Towards Hypermedia and Everything Else
Other forms of simulation? Here they come.
Bolter ends Chapter 7 briefly mentioning how hypermedia (sound, videos, animations, etc.) will soon come to be integrated with hypertext (158). As we’ve seen in our lives, hypermedia has been integrated with hypertext (just look at “The Wasteland” example from this week) and simulation is in the social media we use, the video games we play, and even in the projects we can develop for our students. The problem now, like in the stories illustrated by Bolter, is deciding what we should use to make meaning.
Showing a high school student “The Wasteland” text would be overwhelming. In fact, I am when I look at it. Is it necessary for us to know all these facts about this poem? Does it help us to have so many? What critical skills can we use when evaluating all this info?
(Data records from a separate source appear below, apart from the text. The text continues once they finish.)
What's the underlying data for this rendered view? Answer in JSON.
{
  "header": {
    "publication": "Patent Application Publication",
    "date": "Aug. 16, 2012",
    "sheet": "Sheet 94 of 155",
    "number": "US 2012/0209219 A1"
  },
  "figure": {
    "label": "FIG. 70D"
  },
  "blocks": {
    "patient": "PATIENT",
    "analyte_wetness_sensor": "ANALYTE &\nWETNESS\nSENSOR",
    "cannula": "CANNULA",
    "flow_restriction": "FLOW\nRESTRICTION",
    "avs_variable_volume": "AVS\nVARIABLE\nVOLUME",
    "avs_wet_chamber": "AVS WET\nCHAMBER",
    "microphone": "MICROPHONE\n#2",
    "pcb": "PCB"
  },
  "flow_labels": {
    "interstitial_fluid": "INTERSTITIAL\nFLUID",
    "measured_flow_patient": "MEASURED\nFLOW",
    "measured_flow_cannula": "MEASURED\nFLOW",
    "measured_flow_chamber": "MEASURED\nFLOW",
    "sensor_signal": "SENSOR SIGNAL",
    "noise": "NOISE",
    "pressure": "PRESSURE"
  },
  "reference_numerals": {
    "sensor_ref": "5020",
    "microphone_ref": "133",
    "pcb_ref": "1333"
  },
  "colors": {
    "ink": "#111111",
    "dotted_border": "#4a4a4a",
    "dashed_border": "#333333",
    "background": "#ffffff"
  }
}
Either way, hypermedia is here and we must synthesize with digital and print texts to help our students create meaning. It is not the easiest to create simulation projects for our students but from my experience it does seem that when students walk in the shoes of someone else, they are genuinely invested more in the work. While the simulations I have students do may not look like the ones Bolter describes, I still think that the skills students can learn from deciphering hypertext simulations is worthwhile. However, I assume they take a really long time to create.